Crete is Greece’s largest island. Terrain and elevations range from sandy beaches to mountains. Mt. Ida is the tallest of the White Mountain range, and the legendary birthplace of Zeus in Ideon Cave. The island’s capital, Heraklion is famous for the thousands of years old Minoan Palace of Knossos just outside the city. The city also has a 16th century fort guarding the port, and a museum with a large collection of Minoan art. Winters on Crete are generally mild with snow staying mainly in the mountains. Currency in Greece is the Euro, which is fairly close in value to the US dollar.
Crete’s history extends back to the stone age with tools found there dating back at least 130,000 years. The Minoan civilization dates back to the bronze age when they built palaces and other buildings on Crete. They are considered the first European civilization. They had a powerful navy and ships sailing around the Mediteranean with merchants trading as far away as Egypt. Their civilization was destroyed by a powerful eruption of Thera (now Santorini), which was one of the largest volcanic eruptions in recorded history. The Minoan ruins are now one of Crete’s major tourist attractions. Following the volcanic destruction, Crete’s inhabitants developed ancient Greek influenced city-states followed by becoming part of a succession of empires from Roman to Byzantine, to Ottoman and were under the rule of the Venetian Republic in between the Byzantines and Ottomans. Following that Crete was autonomous before becoming a part of Greece.
HERAKLION CRUISE PORT
Ships dock in the port of Heraklion (Iraklion) in a container port so passengers are not allowed to walk through the port after disembarking the ship. Those with cruise ship tours board their tour bus by the ship. The rest take a 5-minute free shuttle to the cruise terminal. People have to pass through the terminal before going anywhere else. Free city maps are available at the tourist office there. It has a duty free shop on the port side where people can purchase things after the security screening on their way back. There’s also a small shop on the other side of security near the exit door. Inside the building there are places to sit and use the free wifi provided there. The terminal building has restrooms and storage lockers. It’s about a 15 minute walk from the cruise terminal to old town. There are tourist attractions within a 20 minute walk from the port. Street signs are in Greek.

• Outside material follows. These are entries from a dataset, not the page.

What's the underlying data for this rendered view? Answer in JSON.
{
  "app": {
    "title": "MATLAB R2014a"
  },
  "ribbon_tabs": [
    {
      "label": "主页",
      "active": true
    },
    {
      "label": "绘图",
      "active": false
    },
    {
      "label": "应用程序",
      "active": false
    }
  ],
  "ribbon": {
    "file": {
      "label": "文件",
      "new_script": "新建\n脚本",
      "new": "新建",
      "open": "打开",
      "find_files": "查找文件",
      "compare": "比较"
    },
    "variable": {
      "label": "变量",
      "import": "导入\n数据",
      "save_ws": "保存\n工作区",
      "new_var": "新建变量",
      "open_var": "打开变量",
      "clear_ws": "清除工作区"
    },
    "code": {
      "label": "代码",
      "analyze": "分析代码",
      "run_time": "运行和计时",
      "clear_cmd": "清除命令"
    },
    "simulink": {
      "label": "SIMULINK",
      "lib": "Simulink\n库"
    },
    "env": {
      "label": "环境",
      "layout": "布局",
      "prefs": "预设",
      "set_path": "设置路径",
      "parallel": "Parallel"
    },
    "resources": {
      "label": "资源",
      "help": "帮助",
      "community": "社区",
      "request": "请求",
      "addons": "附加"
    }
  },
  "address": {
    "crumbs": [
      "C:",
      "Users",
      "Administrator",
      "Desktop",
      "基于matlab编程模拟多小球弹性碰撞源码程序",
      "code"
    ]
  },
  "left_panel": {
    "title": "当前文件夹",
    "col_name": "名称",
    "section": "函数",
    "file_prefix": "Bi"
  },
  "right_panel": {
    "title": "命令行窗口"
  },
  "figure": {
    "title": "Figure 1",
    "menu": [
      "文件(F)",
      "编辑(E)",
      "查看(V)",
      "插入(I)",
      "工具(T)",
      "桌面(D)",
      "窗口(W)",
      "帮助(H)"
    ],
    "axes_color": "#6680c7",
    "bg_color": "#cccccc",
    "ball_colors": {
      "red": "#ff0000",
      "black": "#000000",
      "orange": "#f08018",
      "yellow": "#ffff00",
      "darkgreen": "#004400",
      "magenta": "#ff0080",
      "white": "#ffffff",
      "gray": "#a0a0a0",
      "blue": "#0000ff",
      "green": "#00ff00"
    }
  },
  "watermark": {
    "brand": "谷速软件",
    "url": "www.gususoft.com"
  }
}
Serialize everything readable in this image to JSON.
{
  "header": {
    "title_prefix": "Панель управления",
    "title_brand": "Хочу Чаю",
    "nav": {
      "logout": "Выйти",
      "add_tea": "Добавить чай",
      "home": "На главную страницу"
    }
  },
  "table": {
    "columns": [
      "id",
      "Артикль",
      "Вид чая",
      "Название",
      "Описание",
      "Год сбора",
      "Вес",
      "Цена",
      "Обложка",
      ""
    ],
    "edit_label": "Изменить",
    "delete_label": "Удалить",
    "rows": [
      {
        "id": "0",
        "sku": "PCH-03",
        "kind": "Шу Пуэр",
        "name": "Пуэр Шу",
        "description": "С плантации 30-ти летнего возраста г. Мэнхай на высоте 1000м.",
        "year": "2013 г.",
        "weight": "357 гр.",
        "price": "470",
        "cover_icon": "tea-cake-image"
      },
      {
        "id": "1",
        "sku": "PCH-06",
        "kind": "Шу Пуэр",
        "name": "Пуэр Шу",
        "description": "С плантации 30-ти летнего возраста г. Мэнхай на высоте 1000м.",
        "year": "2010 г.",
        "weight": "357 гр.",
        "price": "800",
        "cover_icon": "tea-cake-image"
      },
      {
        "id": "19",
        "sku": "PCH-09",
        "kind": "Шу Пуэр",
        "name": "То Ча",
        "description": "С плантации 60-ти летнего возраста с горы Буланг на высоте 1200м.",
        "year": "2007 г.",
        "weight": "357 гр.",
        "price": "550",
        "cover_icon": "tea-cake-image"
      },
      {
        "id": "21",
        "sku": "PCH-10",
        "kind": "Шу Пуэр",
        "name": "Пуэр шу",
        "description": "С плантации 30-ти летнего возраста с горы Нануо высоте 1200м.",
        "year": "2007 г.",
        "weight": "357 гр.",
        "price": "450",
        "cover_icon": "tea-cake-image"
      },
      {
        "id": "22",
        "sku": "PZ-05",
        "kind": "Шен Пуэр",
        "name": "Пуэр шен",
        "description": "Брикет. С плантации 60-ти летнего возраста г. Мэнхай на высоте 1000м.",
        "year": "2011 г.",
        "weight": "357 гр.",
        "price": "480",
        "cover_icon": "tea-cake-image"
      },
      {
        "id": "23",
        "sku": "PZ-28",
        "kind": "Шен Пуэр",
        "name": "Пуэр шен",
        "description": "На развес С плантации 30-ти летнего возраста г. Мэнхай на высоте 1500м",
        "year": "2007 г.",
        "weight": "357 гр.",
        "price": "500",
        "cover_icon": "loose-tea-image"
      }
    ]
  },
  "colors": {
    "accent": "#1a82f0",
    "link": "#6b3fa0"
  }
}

Once out of the terminal passengers can walk a short distance to a hop-on hop-off bus stand where tickets are available at a small booth and busses await. Just past the hop-on hop-off busses there’s a stop for the city bus which people can catch if they have a specific destination in mind. There’s also a walkway marked with a yellow line leading anyone who wants to travel by foot to the city center.
The footpath follows along the waterfront past a marina. It ends at a city map with a you are here dot. From there you can tour the Koules Fortress – originally a Venetian sea fort -just a short distance away for a minimal entry fee, or walk into the city or on the seawall.
Besides boats the marina also had cats. We saw a mother and some half grown kittens sleeping near some fishing boats. There were other cats around the marina as well as in town. Greece has lots of stray animals. Some places have dogs as well as cats.
Along the way you can see part of the old Venetian walls across the street, and a couple of its tunnel-like gates. These walls were built during the time Crete was under the control of the Venetian Republic. Beyond the marked walkway on the roadway next to the sea we saw some small ruins.
The town has a maze of streets and pathways winding their way through shops and eateries. There’s lots of little bakeries, coffee shops, and restaurants. Anyone looking to eat local has many opportuities to find something tasty.
The city center area has stores of all sorts where people can shop for pretty much anything if they look for the right store. It’s not just souvenir shops for tourists, they have pretty much everything anyone could want and things the locals need as well.
There’s also a little park. Somewhere in town there’s a fountain that shows on all the tourist maps, but we didn’t pass by it.
We walked past one colorful little shop that just begged to have its picture taken.
THINGS TO DO IN HERKLION/CRETE
Koules Fortress, an old Venetian sea fort is within walking distance of the port and can be toured for a small fee. The fortress sits at the land end of a seawall. It’s free to walk past the fort and out to the lighthouse at the far end of the seawall.
You can get to the the area’s main attraction – the ruins of the Minoan Palace of Knossos by public bus, hop on hop off bus, or taxi. It’s about 20 minutes by bus from the port. Taxis and the hop on hop off bus pick up at the cruise terminal. The public bus stop is not far. Hop on hop off busses run about every 45 minutes. There’s 9 stops and the whole route would take about 45 minutes if you never got off the bus. Knossos is the second to last stop when starting from the port.
Herkalion has beaches, museums, a mix of old and new architecture, Phaestos Minoan Palace, Cretaquarium (aquarium), a market, local cuisine, and boat trips. There are also caves and other villages in the region. If you walk around a bit you might come across old buildings or random ruins that aren’t listed on the tourist maps.